— WHAT IS EXPECTED —
The reply must return each line of the data exactly.

— MATERIAL PROVIDED —

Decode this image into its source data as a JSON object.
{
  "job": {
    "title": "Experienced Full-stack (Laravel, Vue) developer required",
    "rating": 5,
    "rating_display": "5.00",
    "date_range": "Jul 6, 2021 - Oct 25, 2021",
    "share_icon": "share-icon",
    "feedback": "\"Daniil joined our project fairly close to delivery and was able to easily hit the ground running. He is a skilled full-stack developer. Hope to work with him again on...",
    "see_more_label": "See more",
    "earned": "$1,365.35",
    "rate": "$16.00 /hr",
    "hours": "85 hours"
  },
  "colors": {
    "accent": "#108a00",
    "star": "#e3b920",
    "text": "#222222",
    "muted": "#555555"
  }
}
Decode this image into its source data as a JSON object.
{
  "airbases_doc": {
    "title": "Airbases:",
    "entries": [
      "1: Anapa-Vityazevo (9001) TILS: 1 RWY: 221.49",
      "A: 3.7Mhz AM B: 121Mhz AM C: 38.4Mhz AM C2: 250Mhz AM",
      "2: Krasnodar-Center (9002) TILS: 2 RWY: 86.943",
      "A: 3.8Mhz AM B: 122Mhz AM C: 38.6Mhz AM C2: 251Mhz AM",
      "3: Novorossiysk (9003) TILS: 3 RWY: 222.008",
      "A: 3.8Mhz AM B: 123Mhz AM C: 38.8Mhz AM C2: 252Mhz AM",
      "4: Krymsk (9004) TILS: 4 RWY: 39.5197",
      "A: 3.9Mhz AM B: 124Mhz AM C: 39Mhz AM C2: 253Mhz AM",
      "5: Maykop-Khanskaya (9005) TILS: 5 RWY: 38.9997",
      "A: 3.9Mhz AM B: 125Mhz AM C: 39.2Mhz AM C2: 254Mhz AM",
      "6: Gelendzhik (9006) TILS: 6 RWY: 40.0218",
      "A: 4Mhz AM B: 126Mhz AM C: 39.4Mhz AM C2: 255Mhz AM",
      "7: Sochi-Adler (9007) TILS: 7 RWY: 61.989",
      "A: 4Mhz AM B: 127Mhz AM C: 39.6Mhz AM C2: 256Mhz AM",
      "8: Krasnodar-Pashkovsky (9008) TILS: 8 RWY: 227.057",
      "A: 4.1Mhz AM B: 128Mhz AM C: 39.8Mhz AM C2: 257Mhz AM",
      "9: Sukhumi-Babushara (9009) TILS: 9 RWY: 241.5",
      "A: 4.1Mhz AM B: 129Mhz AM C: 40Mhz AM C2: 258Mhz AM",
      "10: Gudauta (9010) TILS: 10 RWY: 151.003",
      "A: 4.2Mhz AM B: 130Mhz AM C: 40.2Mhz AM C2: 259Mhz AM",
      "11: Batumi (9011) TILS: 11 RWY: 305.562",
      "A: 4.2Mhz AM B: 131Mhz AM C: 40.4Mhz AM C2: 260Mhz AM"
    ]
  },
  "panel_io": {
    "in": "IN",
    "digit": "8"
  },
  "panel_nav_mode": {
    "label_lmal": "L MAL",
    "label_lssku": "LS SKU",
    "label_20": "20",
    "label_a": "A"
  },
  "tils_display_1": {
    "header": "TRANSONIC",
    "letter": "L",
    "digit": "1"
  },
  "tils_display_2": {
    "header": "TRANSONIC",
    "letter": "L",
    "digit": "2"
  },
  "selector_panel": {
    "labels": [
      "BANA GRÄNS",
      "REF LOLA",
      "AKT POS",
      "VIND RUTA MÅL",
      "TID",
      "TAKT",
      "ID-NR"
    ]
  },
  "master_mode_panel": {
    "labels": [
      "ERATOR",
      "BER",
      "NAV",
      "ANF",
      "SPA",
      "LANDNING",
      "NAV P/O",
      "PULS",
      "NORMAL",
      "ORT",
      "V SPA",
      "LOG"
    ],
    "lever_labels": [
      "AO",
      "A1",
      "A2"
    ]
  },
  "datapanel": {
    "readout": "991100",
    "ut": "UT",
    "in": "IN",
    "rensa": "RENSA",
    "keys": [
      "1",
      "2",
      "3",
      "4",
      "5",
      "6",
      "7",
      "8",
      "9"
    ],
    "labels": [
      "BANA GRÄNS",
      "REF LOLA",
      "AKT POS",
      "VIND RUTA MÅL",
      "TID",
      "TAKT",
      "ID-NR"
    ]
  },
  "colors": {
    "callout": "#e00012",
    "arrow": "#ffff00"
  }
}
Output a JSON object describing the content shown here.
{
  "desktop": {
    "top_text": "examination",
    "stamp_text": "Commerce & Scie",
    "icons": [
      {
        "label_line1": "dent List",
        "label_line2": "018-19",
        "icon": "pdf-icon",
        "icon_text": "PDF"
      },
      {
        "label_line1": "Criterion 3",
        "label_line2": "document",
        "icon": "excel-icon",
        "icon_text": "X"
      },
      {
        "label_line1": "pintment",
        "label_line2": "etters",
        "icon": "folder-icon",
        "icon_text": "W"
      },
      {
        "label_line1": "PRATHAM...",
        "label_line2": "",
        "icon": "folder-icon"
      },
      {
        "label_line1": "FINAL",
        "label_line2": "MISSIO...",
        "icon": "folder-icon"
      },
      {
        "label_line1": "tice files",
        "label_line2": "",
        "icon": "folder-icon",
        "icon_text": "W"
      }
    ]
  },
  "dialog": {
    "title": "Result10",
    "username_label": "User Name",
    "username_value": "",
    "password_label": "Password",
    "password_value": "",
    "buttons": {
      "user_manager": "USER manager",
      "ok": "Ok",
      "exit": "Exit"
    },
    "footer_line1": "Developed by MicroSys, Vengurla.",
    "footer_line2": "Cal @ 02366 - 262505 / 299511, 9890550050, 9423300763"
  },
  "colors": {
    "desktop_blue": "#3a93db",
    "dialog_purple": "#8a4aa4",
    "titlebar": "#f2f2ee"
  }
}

— RESULT —
Decode this image into its source data as a JSON object.
{
  "job": {
    "title": "Experienced Full-stack (Laravel, Vue) developer required",
    "rating": 5,
    "rating_display": "5.00",
    "date_range": "Jul 6, 2021 - Oct 25, 2021",
    "share_icon": "share-icon",
    "feedback": "\"Daniil joined our project fairly close to delivery and was able to easily hit the ground running. He is a skilled full-stack developer. Hope to work with him again on...",
    "see_more_label": "See more",
    "earned": "$1,365.35",
    "rate": "$16.00 /hr",
    "hours": "85 hours"
  },
  "colors": {
    "accent": "#108a00",
    "star": "#e3b920",
    "text": "#222222",
    "muted": "#555555"
  }
}
Decode this image into its source data as a JSON object.
{
  "airbases_doc": {
    "title": "Airbases:",
    "entries": [
      "1: Anapa-Vityazevo (9001) TILS: 1 RWY: 221.49",
      "A: 3.7Mhz AM B: 121Mhz AM C: 38.4Mhz AM C2: 250Mhz AM",
      "2: Krasnodar-Center (9002) TILS: 2 RWY: 86.943",
      "A: 3.8Mhz AM B: 122Mhz AM C: 38.6Mhz AM C2: 251Mhz AM",
      "3: Novorossiysk (9003) TILS: 3 RWY: 222.008",
      "A: 3.8Mhz AM B: 123Mhz AM C: 38.8Mhz AM C2: 252Mhz AM",
      "4: Krymsk (9004) TILS: 4 RWY: 39.5197",
      "A: 3.9Mhz AM B: 124Mhz AM C: 39Mhz AM C2: 253Mhz AM",
      "5: Maykop-Khanskaya (9005) TILS: 5 RWY: 38.9997",
      "A: 3.9Mhz AM B: 125Mhz AM C: 39.2Mhz AM C2: 254Mhz AM",
      "6: Gelendzhik (9006) TILS: 6 RWY: 40.0218",
      "A: 4Mhz AM B: 126Mhz AM C: 39.4Mhz AM C2: 255Mhz AM",
      "7: Sochi-Adler (9007) TILS: 7 RWY: 61.989",
      "A: 4Mhz AM B: 127Mhz AM C: 39.6Mhz AM C2: 256Mhz AM",
      "8: Krasnodar-Pashkovsky (9008) TILS: 8 RWY: 227.057",
      "A: 4.1Mhz AM B: 128Mhz AM C: 39.8Mhz AM C2: 257Mhz AM",
      "9: Sukhumi-Babushara (9009) TILS: 9 RWY: 241.5",
      "A: 4.1Mhz AM B: 129Mhz AM C: 40Mhz AM C2: 258Mhz AM",
      "10: Gudauta (9010) TILS: 10 RWY: 151.003",
      "A: 4.2Mhz AM B: 130Mhz AM C: 40.2Mhz AM C2: 259Mhz AM",
      "11: Batumi (9011) TILS: 11 RWY: 305.562",
      "A: 4.2Mhz AM B: 131Mhz AM C: 40.4Mhz AM C2: 260Mhz AM"
    ]
  },
  "panel_io": {
    "in": "IN",
    "digit": "8"
  },
  "panel_nav_mode": {
    "label_lmal": "L MAL",
    "label_lssku": "LS SKU",
    "label_20": "20",
    "label_a": "A"
  },
  "tils_display_1": {
    "header": "TRANSONIC",
    "letter": "L",
    "digit": "1"
  },
  "tils_display_2": {
    "header": "TRANSONIC",
    "letter": "L",
    "digit": "2"
  },
  "selector_panel": {
    "labels": [
      "BANA GRÄNS",
      "REF LOLA",
      "AKT POS",
      "VIND RUTA MÅL",
      "TID",
      "TAKT",
      "ID-NR"
    ]
  },
  "master_mode_panel": {
    "labels": [
      "ERATOR",
      "BER",
      "NAV",
      "ANF",
      "SPA",
      "LANDNING",
      "NAV P/O",
      "PULS",
      "NORMAL",
      "ORT",
      "V SPA",
      "LOG"
    ],
    "lever_labels": [
      "AO",
      "A1",
      "A2"
    ]
  },
  "datapanel": {
    "readout": "991100",
    "ut": "UT",
    "in": "IN",
    "rensa": "RENSA",
    "keys": [
      "1",
      "2",
      "3",
      "4",
      "5",
      "6",
      "7",
      "8",
      "9"
    ],
    "labels": [
      "BANA GRÄNS",
      "REF LOLA",
      "AKT POS",
      "VIND RUTA MÅL",
      "TID",
      "TAKT",
      "ID-NR"
    ]
  },
  "colors": {
    "callout": "#e00012",
    "arrow": "#ffff00"
  }
}
Output a JSON object describing the content shown here.
{
  "desktop": {
    "top_text": "examination",
    "stamp_text": "Commerce & Scie",
    "icons": [
      {
        "label_line1": "dent List",
        "label_line2": "018-19",
        "icon": "pdf-icon",
        "icon_text": "PDF"
      },
      {
        "label_line1": "Criterion 3",
        "label_line2": "document",
        "icon": "excel-icon",
        "icon_text": "X"
      },
      {
        "label_line1": "pintment",
        "label_line2": "etters",
        "icon": "folder-icon",
        "icon_text": "W"
      },
      {
        "label_line1": "PRATHAM...",
        "label_line2": "",
        "icon": "folder-icon"
      },
      {
        "label_line1": "FINAL",
        "label_line2": "MISSIO...",
        "icon": "folder-icon"
      },
      {
        "label_line1": "tice files",
        "label_line2": "",
        "icon": "folder-icon",
        "icon_text": "W"
      }
    ]
  },
  "dialog": {
    "title": "Result10",
    "username_label": "User Name",
    "username_value": "",
    "password_label": "Password",
    "password_value": "",
    "buttons": {
      "user_manager": "USER manager",
      "ok": "Ok",
      "exit": "Exit"
    },
    "footer_line1": "Developed by MicroSys, Vengurla.",
    "footer_line2": "Cal @ 02366 - 262505 / 299511, 9890550050, 9423300763"
  },
  "colors": {
    "desktop_blue": "#3a93db",
    "dialog_purple": "#8a4aa4",
    "titlebar": "#f2f2ee"
  }
}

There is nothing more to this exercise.